American musicology has followed a similar path. A fledgling discipline from the founding of The Musical Quarterly in 1915 until the arrival of the first refugees, it cast a bold amateur net across the European continent, south to Latin America, and along the Pacific and Indian Ocean rims. By 1950 the émigrés had established musicology as a profession in American research universities; but they had narrowed its focus, concentrating on the Central European tradition they had brought with them and studying it exclusively in terms of philology and style analysis. The critical editions that sit in the stacks of our research libraries bear silent witness to their program. The émigré model remained dominant into the 1980s, long after the passing of their generation, thanks to the teachings and writings of their American students. Only in the past two decades have alternative critical models emerged, and with them acceptance of world and popular American repertories as legitimate subjects of scholarly investigation.

Since tracing and evaluating the impact of the émigrés on the culture and production of American music is a social study built on personal stories, so too is the impact of America on the émigrés. Who adapted successfully to America, and on what terms? Who did not? Although we find many successes and signal failures, it is the gray area in between failure and success that is most instructive, particularly when considering those musicians who did well but never managed a successful personal transition, retaining instead their European identities and predilections. Many stayed in the United States, usually for financial and family reasons, while others returned to Europe, either for good or for long regular visits, after the war's rubble began to clear.

Adaptation was related to personal factors, among them a person's age, personality, fluency in English, and, in the cases of performers and composers, their familiarity to American audiences and the influence of American publishers and agents.
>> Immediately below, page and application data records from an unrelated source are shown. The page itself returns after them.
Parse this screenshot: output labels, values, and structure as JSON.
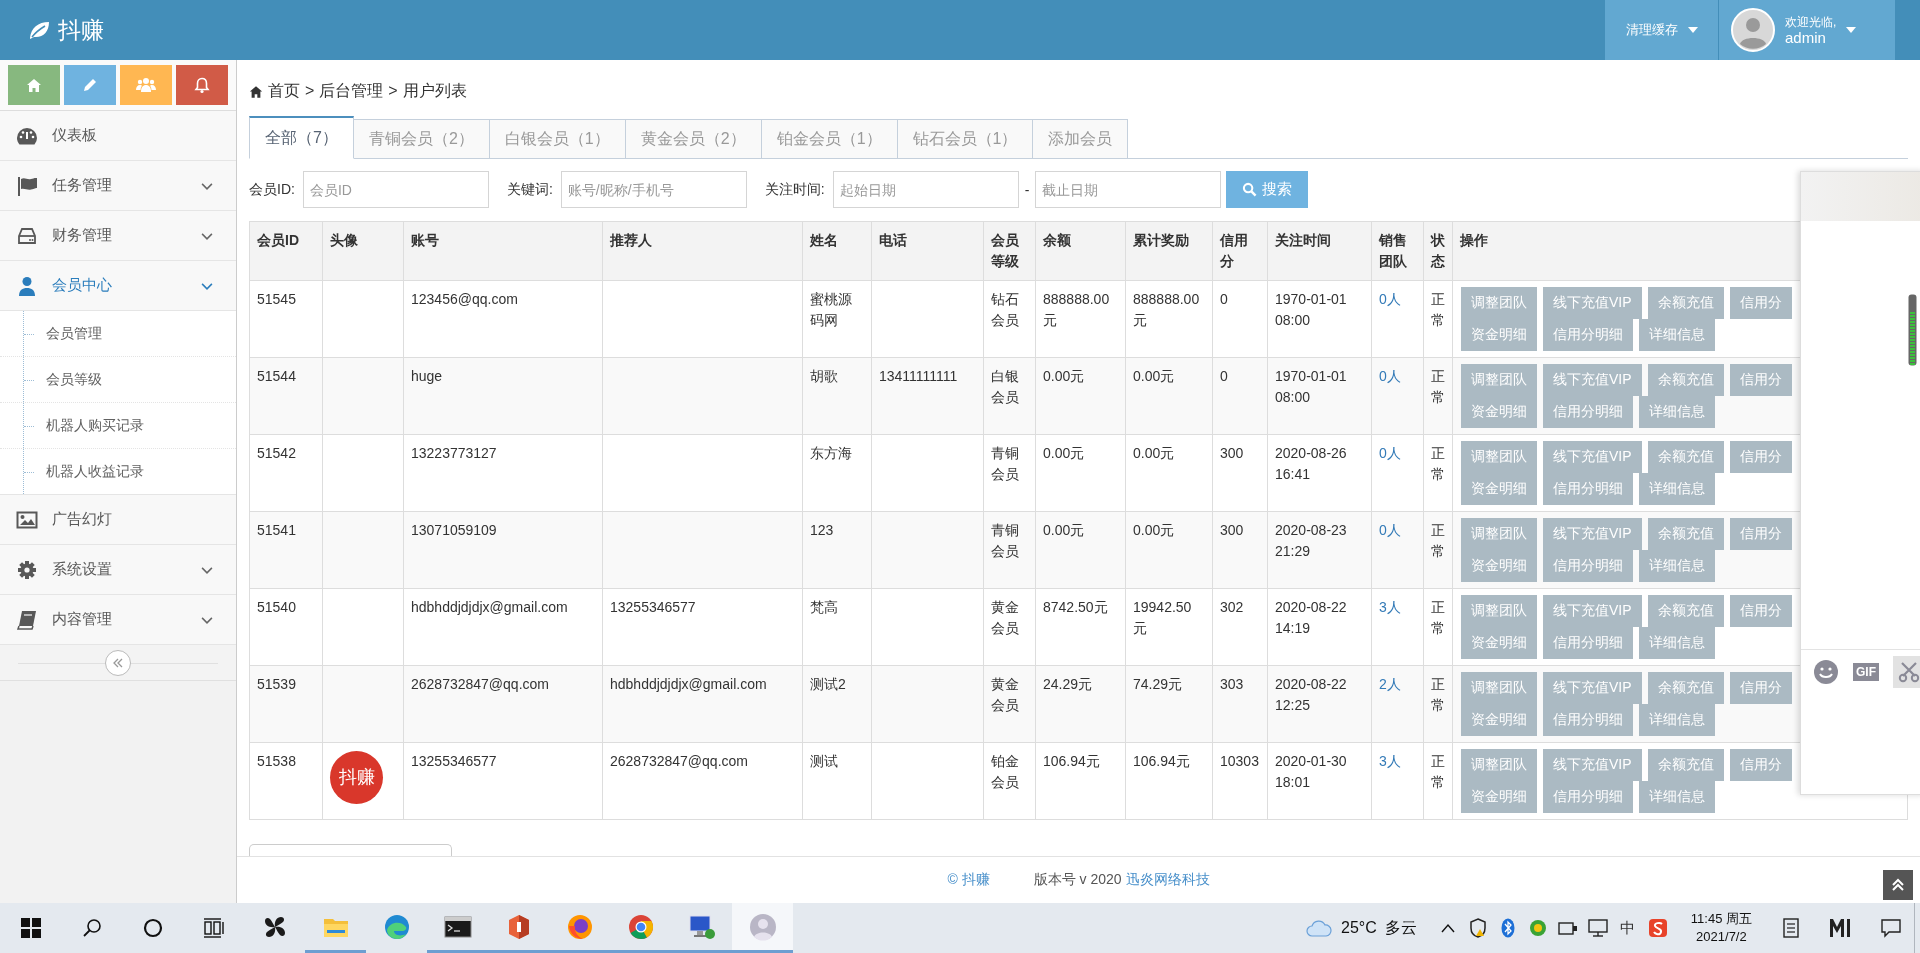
{
  "header": {
    "logo": "抖赚",
    "clear_cache": "清理缓存",
    "welcome": "欢迎光临,",
    "username": "admin"
  },
  "sidebar": {
    "items": [
      {
        "label": "仪表板",
        "selected": false,
        "submenu": false
      },
      {
        "label": "任务管理",
        "selected": false,
        "submenu": true
      },
      {
        "label": "财务管理",
        "selected": false,
        "submenu": true
      },
      {
        "label": "会员中心",
        "selected": true,
        "submenu": true,
        "children": [
          {
            "label": "会员管理",
            "selected": false
          },
          {
            "label": "会员等级",
            "selected": false
          },
          {
            "label": "机器人购买记录",
            "selected": false
          },
          {
            "label": "机器人收益记录",
            "selected": false
          }
        ]
      },
      {
        "label": "广告幻灯",
        "selected": false,
        "submenu": false
      },
      {
        "label": "系统设置",
        "selected": false,
        "submenu": true
      },
      {
        "label": "内容管理",
        "selected": false,
        "submenu": true
      }
    ]
  },
  "breadcrumb": {
    "items": [
      "首页",
      "后台管理",
      "用户列表"
    ],
    "separators": [
      ">",
      ">"
    ]
  },
  "tabs": [
    {
      "label": "全部（7）",
      "selected": true
    },
    {
      "label": "青铜会员（2）",
      "selected": false
    },
    {
      "label": "白银会员（1）",
      "selected": false
    },
    {
      "label": "黄金会员（2）",
      "selected": false
    },
    {
      "label": "铂金会员（1）",
      "selected": false
    },
    {
      "label": "钻石会员（1）",
      "selected": false
    },
    {
      "label": "添加会员",
      "selected": false
    }
  ],
  "filters": {
    "member_id": {
      "label": "会员ID:",
      "placeholder": "会员ID"
    },
    "keyword": {
      "label": "关键词:",
      "placeholder": "账号/昵称/手机号"
    },
    "follow_time": {
      "label": "关注时间:",
      "start_placeholder": "起始日期",
      "separator": "-",
      "end_placeholder": "截止日期"
    },
    "search_button": "搜索"
  },
  "table": {
    "columns": [
      "会员ID",
      "头像",
      "账号",
      "推荐人",
      "姓名",
      "电话",
      "会员等级",
      "余额",
      "累计奖励",
      "信用分",
      "关注时间",
      "销售团队",
      "状态",
      "操作"
    ],
    "rows": [
      {
        "id": "51545",
        "account": "123456@qq.com",
        "name": "蜜桃源码网",
        "level": "钻石会员",
        "balance": "888888.00元",
        "reward": "888888.00元",
        "credit": "0",
        "follow_time": "1970-01-01 08:00",
        "team": "0人",
        "status": "正常",
        "actions": [
          [
            "调整团队",
            "线下充值VIP",
            "余额充值",
            "信用分"
          ],
          [
            "资金明细",
            "信用分明细",
            "详细信息"
          ]
        ]
      },
      {
        "id": "51544",
        "account": "huge",
        "name": "胡歌",
        "phone": "13411111111",
        "level": "白银会员",
        "balance": "0.00元",
        "reward": "0.00元",
        "credit": "0",
        "follow_time": "1970-01-01 08:00",
        "team": "0人",
        "status": "正常",
        "actions": [
          [
            "调整团队",
            "线下充值VIP",
            "余额充值",
            "信用分"
          ],
          [
            "资金明细",
            "信用分明细",
            "详细信息"
          ]
        ]
      },
      {
        "id": "51542",
        "account": "13223773127",
        "name": "东方海",
        "level": "青铜会员",
        "balance": "0.00元",
        "reward": "0.00元",
        "credit": "300",
        "follow_time": "2020-08-26 16:41",
        "team": "0人",
        "status": "正常",
        "actions": [
          [
            "调整团队",
            "线下充值VIP",
            "余额充值",
            "信用分"
          ],
          [
            "资金明细",
            "信用分明细",
            "详细信息"
          ]
        ]
      },
      {
        "id": "51541",
        "account": "13071059109",
        "name": "123",
        "level": "青铜会员",
        "balance": "0.00元",
        "reward": "0.00元",
        "credit": "300",
        "follow_time": "2020-08-23 21:29",
        "team": "0人",
        "status": "正常",
        "actions": [
          [
            "调整团队",
            "线下充值VIP",
            "余额充值",
            "信用分"
          ],
          [
            "资金明细",
            "信用分明细",
            "详细信息"
          ]
        ]
      },
      {
        "id": "51540",
        "account": "hdbhddjdjdjx@gmail.com",
        "referrer": "13255346577",
        "name": "梵高",
        "level": "黄金会员",
        "balance": "8742.50元",
        "reward": "19942.50元",
        "credit": "302",
        "follow_time": "2020-08-22 14:19",
        "team": "3人",
        "status": "正常",
        "actions": [
          [
            "调整团队",
            "线下充值VIP",
            "余额充值",
            "信用分"
          ],
          [
            "资金明细",
            "信用分明细",
            "详细信息"
          ]
        ]
      },
      {
        "id": "51539",
        "account": "2628732847@qq.com",
        "referrer": "hdbhddjdjdjx@gmail.com",
        "name": "测试2",
        "level": "黄金会员",
        "balance": "24.29元",
        "reward": "74.29元",
        "credit": "303",
        "follow_time": "2020-08-22 12:25",
        "team": "2人",
        "status": "正常",
        "actions": [
          [
            "调整团队",
            "线下充值VIP",
            "余额充值",
            "信用分"
          ],
          [
            "资金明细",
            "信用分明细",
            "详细信息"
          ]
        ]
      },
      {
        "id": "51538",
        "avatar": "抖赚",
        "account": "13255346577",
        "referrer": "2628732847@qq.com",
        "name": "测试",
        "level": "铂金会员",
        "balance": "106.94元",
        "reward": "106.94元",
        "credit": "10303",
        "follow_time": "2020-01-30 18:01",
        "team": "3人",
        "status": "正常",
        "actions": [
          [
            "调整团队",
            "线下充值VIP",
            "余额充值",
            "信用分"
          ],
          [
            "资金明细",
            "信用分明细",
            "详细信息"
          ]
        ]
      }
    ]
  },
  "footer": {
    "copyright": "© 抖赚",
    "version": "版本号 v 2020",
    "company": "迅炎网络科技"
  },
  "chat_panel": {
    "gif": "GIF"
  },
  "taskbar": {
    "apps": [
      {
        "running": false,
        "active": false
      },
      {
        "running": true,
        "active": false
      },
      {
        "running": false,
        "active": false
      },
      {
        "running": true,
        "active": false
      },
      {
        "running": true,
        "active": false
      },
      {
        "running": true,
        "active": false
      },
      {
        "running": true,
        "active": false
      },
      {
        "running": true,
        "active": false
      },
      {
        "running": true,
        "active": true
      }
    ],
    "weather": {
      "temperature": "25°C",
      "condition": "多云"
    },
    "ime": "中",
    "time": "11:45 周五",
    "date": "2021/7/2"
  }
}
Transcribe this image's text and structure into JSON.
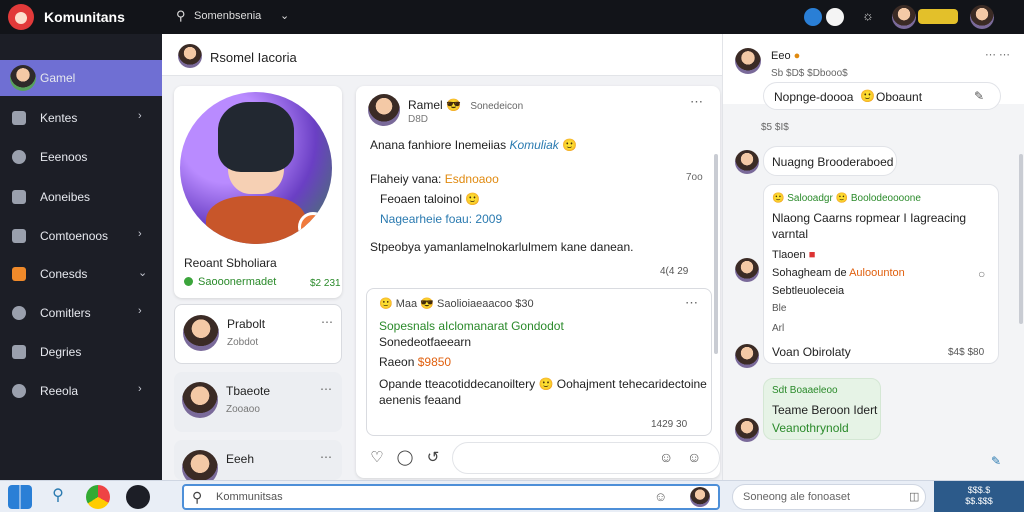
{
  "app": {
    "title": "Komunitans"
  },
  "topbar": {
    "search_text": "Somenbsenia",
    "coin_badge": ""
  },
  "sidebar": {
    "items": [
      {
        "label": "Gamel",
        "active": true
      },
      {
        "label": "Kentes",
        "chevron": true
      },
      {
        "label": "Eeenoos"
      },
      {
        "label": "Aoneibes"
      },
      {
        "label": "Comtoenoos",
        "chevron": true
      },
      {
        "label": "Conesds",
        "chevron": true
      },
      {
        "label": "Comitlers",
        "chevron": true
      },
      {
        "label": "Degries"
      },
      {
        "label": "Reeola",
        "chevron": true
      }
    ]
  },
  "middle": {
    "header_title": "Rsomel Iacoria",
    "profile": {
      "name": "Reoant Sbholiara",
      "status": "Saooonermadet",
      "count": "$2 231"
    },
    "chat_list": [
      {
        "name": "Prabolt",
        "sub": "Zobdot"
      },
      {
        "name": "Tbaeote",
        "sub": "Zooaoo"
      },
      {
        "name": "Eeeh",
        "sub": ""
      }
    ]
  },
  "post": {
    "author": "Ramel",
    "meta_right": "Sonedeicon",
    "meta": "D8D",
    "text": "Anana fanhiore Inemeiias",
    "text_link": "Komuliak",
    "line1_label": "Flaheiy vana:",
    "line1_value": "Esdnoaoo",
    "line2": "Feoaen taloinol",
    "line3": "Nagearheie foau:",
    "line3_value": "2009",
    "time": "7oo",
    "body": "Stpeobya yamanlamelnokarlulmem kane danean.",
    "likes": "4(4 29"
  },
  "reply": {
    "head": "Maa",
    "head_rest": "Saolioiaeaacoo $30",
    "green": "Sopesnals aIclomanarat Gondodot",
    "line2": "Sonedeotfaeearn",
    "price_label": "Raeon",
    "price_value": "$9850",
    "body": "Opande tteacotiddecanoiltery",
    "body_rest": "Oohajment tehecaridectoine",
    "body2": "aenenis feaand",
    "likes": "1429 30"
  },
  "right": {
    "header_name": "Eeo",
    "header_sub": "Sb $D$ $Dbooo$",
    "bubble1": "Nopnge-doooa",
    "bubble1_rest": "Oboaunt",
    "time1": "$5 $I$",
    "bubble2": "Nuagng Brooderaboed",
    "card_head": "Salooadgr",
    "card_head_rest": "Boolodeoooone",
    "card_text": "Nlaong Caarns ropmear I Iagreacing",
    "card_text2": "varntal",
    "card_line3": "Tlaoen",
    "card_line4": "Sohagheam de",
    "card_line4_value": "Auloounton",
    "card_line5": "Sebtleuoleceia",
    "card_line6": "Ble",
    "card_line7": "Arl",
    "vaan": "Voan Obirolaty",
    "vaan_time": "$4$ $80",
    "green_head": "Sdt",
    "green_head_rest": "Boaaeleoo",
    "green_line1": "Teame Beroon Idert",
    "green_line2": "Veanothrynold"
  },
  "taskbar": {
    "search_text": "Kommunitsas",
    "search2_text": "Soneong ale fonoaset",
    "clock_line1": "$$$.$",
    "clock_line2": "$$.$$$"
  }
}
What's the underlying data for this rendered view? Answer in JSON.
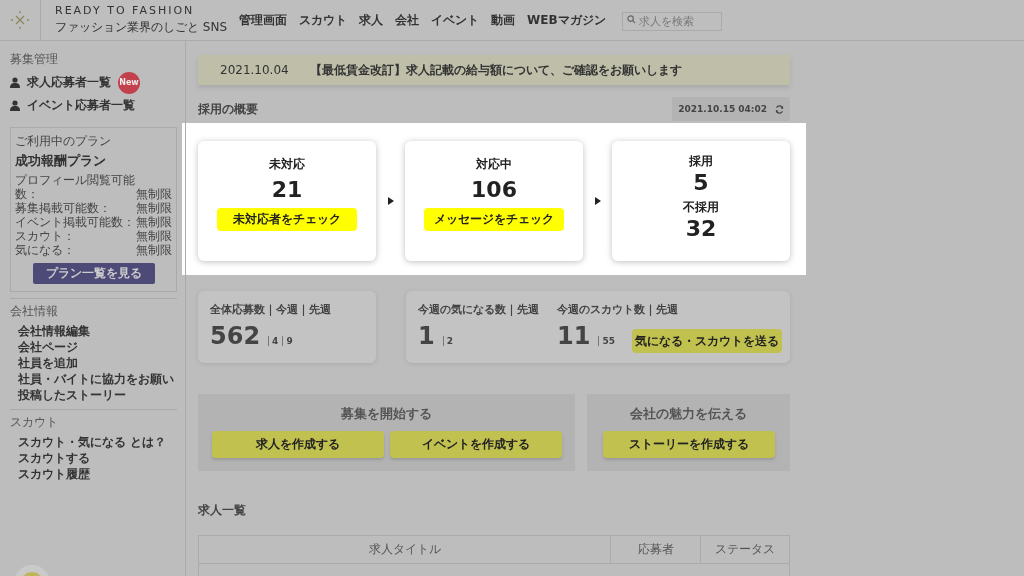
{
  "header": {
    "brand": "READY TO FASHION",
    "tagline": "ファッション業界のしごと SNS",
    "nav": [
      "管理画面",
      "スカウト",
      "求人",
      "会社",
      "イベント",
      "動画",
      "WEBマガジン"
    ],
    "search": {
      "placeholder": "求人を検索"
    }
  },
  "sidebar": {
    "section_label": "募集管理",
    "items": [
      {
        "label": "求人応募者一覧",
        "badge": "New"
      },
      {
        "label": "イベント応募者一覧"
      }
    ],
    "plan": {
      "caption": "ご利用中のプラン",
      "name": "成功報酬プラン",
      "rows": [
        {
          "label": "プロフィール閲覧可能数：",
          "value": "無制限"
        },
        {
          "label": "募集掲載可能数：",
          "value": "無制限"
        },
        {
          "label": "イベント掲載可能数：",
          "value": "無制限"
        },
        {
          "label": "スカウト：",
          "value": "無制限"
        },
        {
          "label": "気になる：",
          "value": "無制限"
        }
      ],
      "button": "プラン一覧を見る"
    },
    "sections": [
      {
        "label": "会社情報",
        "links": [
          "会社情報編集",
          "会社ページ",
          "社員を追加",
          "社員・バイトに協力をお願い",
          "投稿したストーリー"
        ]
      },
      {
        "label": "スカウト",
        "links": [
          "スカウト・気になる とは？",
          "スカウトする",
          "スカウト履歴"
        ]
      }
    ]
  },
  "notice": {
    "date": "2021.10.04",
    "text": "【最低賃金改訂】求人記載の給与額について、ご確認をお願いします"
  },
  "overview": {
    "title": "採用の概要",
    "timestamp": "2021.10.15 04:02",
    "stages": [
      {
        "label": "未対応",
        "value": "21",
        "button": "未対応者をチェック"
      },
      {
        "label": "対応中",
        "value": "106",
        "button": "メッセージをチェック"
      }
    ],
    "results": [
      {
        "label": "採用",
        "value": "5"
      },
      {
        "label": "不採用",
        "value": "32"
      }
    ]
  },
  "stats": [
    {
      "label": "全体応募数｜今週｜先週",
      "value": "562",
      "this_week": "4",
      "last_week": "9"
    },
    {
      "label": "今週の気になる数｜先週",
      "value": "1",
      "last_week": "2"
    },
    {
      "label": "今週のスカウト数｜先週",
      "value": "11",
      "last_week": "55"
    }
  ],
  "stats_button": "気になる・スカウトを送る",
  "actions": [
    {
      "title": "募集を開始する",
      "buttons": [
        "求人を作成する",
        "イベントを作成する"
      ]
    },
    {
      "title": "会社の魅力を伝える",
      "buttons": [
        "ストーリーを作成する"
      ]
    }
  ],
  "jobs": {
    "title": "求人一覧",
    "columns": [
      "求人タイトル",
      "応募者",
      "ステータス"
    ]
  }
}
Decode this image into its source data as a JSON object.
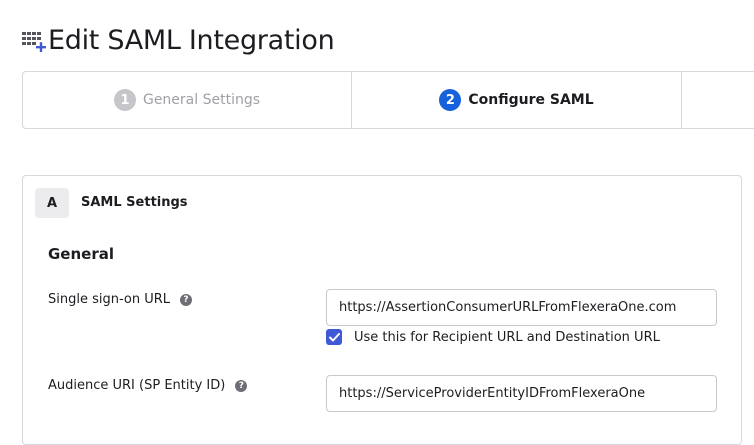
{
  "header": {
    "title": "Edit SAML Integration",
    "icon": "grid-plus-icon"
  },
  "stepper": {
    "steps": [
      {
        "number": "1",
        "label": "General Settings",
        "state": "completed"
      },
      {
        "number": "2",
        "label": "Configure SAML",
        "state": "active"
      }
    ]
  },
  "panel": {
    "badge": "A",
    "title": "SAML Settings",
    "section": "General",
    "fields": {
      "sso_url": {
        "label": "Single sign-on URL",
        "value": "https://AssertionConsumerURLFromFlexeraOne.com"
      },
      "checkbox": {
        "label": "Use this for Recipient URL and Destination URL",
        "checked": true
      },
      "audience_uri": {
        "label": "Audience URI (SP Entity ID)",
        "value": "https://ServiceProviderEntityIDFromFlexeraOne"
      }
    }
  },
  "colors": {
    "accent": "#1662dd",
    "checkbox": "#3e59d3",
    "border": "#d7d7dc",
    "muted": "#a0a0a6"
  }
}
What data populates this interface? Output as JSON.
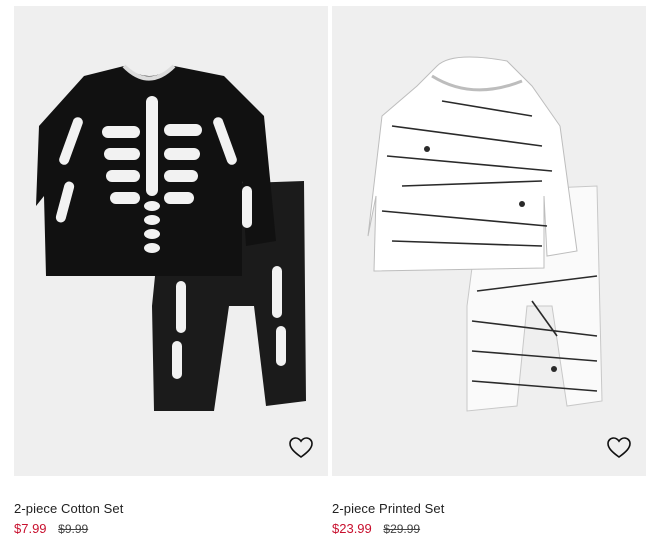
{
  "products": [
    {
      "name": "2-piece Cotton Set",
      "price_sale": "$7.99",
      "price_original": "$9.99",
      "image_icon": "skeleton-print-outfit",
      "favorite_icon": "heart-outline-icon"
    },
    {
      "name": "2-piece Printed Set",
      "price_sale": "$23.99",
      "price_original": "$29.99",
      "image_icon": "mummy-print-outfit",
      "favorite_icon": "heart-outline-icon"
    }
  ],
  "colors": {
    "sale_price": "#c8102e",
    "image_background": "#efefef",
    "text": "#222222"
  }
}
Here individual narratives play a vital role, and the canvas is a sweeping one. There are stories of every stripe, ranging from the inspiring to the heartbreaking, many of them buried in archives, obscure journals, newspapers, and memoirs.

I am planning two books on focused aspects of this general subject. The first is a biography, much of which I have now written, of Kathi Meyer-Baer, the first woman to receive a Ph.D. in musicology (Leipzig 1915). Unable to find a position in the German academic world as a woman and a Jew, she earned a living as a music journalist in the 1920s, published as an independent scholar, and managed the largest private music library on the continent. In 1938 she fled with her husband and child to France, then to the United States two years later, where she encountered many of the same professional hurdles she had found in Europe. Nevertheless, she produced a large and varied output of books and articles, and maintained a lively presence in the American musicological community. A biography is long overdue. The second book, the research for which is also largely completed, will be an account of the involvement of the two great American and British academic rescue committees of the 1930s in helping émigré music scholars establish themselves in their host countries.

Awards

Trustee, International Percy Grainger Society, 1977-97
First Vice-president, International Percy Grainger Society, 1992-95

Affiliations

American Musicological Society

Teaching

I teach an introduction to music history and literature; a survey of 17th- and 18th-century European music (Monteverdi to Beethoven) for music concentrators; life-and-works courses on Mozart and Beethoven; and seminars on conductors and interpretation, the musical treatment of death in the 19th century, the displacement of Europe's music and musicians in the 1930s, and sacred music from Handel to Elgar. Other recent courses include one co-taught with Rose Rosengard Subotnik on thematically-related theater works of Sondheim and operas; a sociology of 20th-century music; and readings in contemporary musicology.

Funded Research

Faculty summer stipend, Brown University, 1973-74
Research fellowship, Howard Foundation, 1977-78
Research fellowship, University of Melbourne, Summer 1978

Curriculum Vitae

Download David Josephson's Curriculum Vitae in PDF Format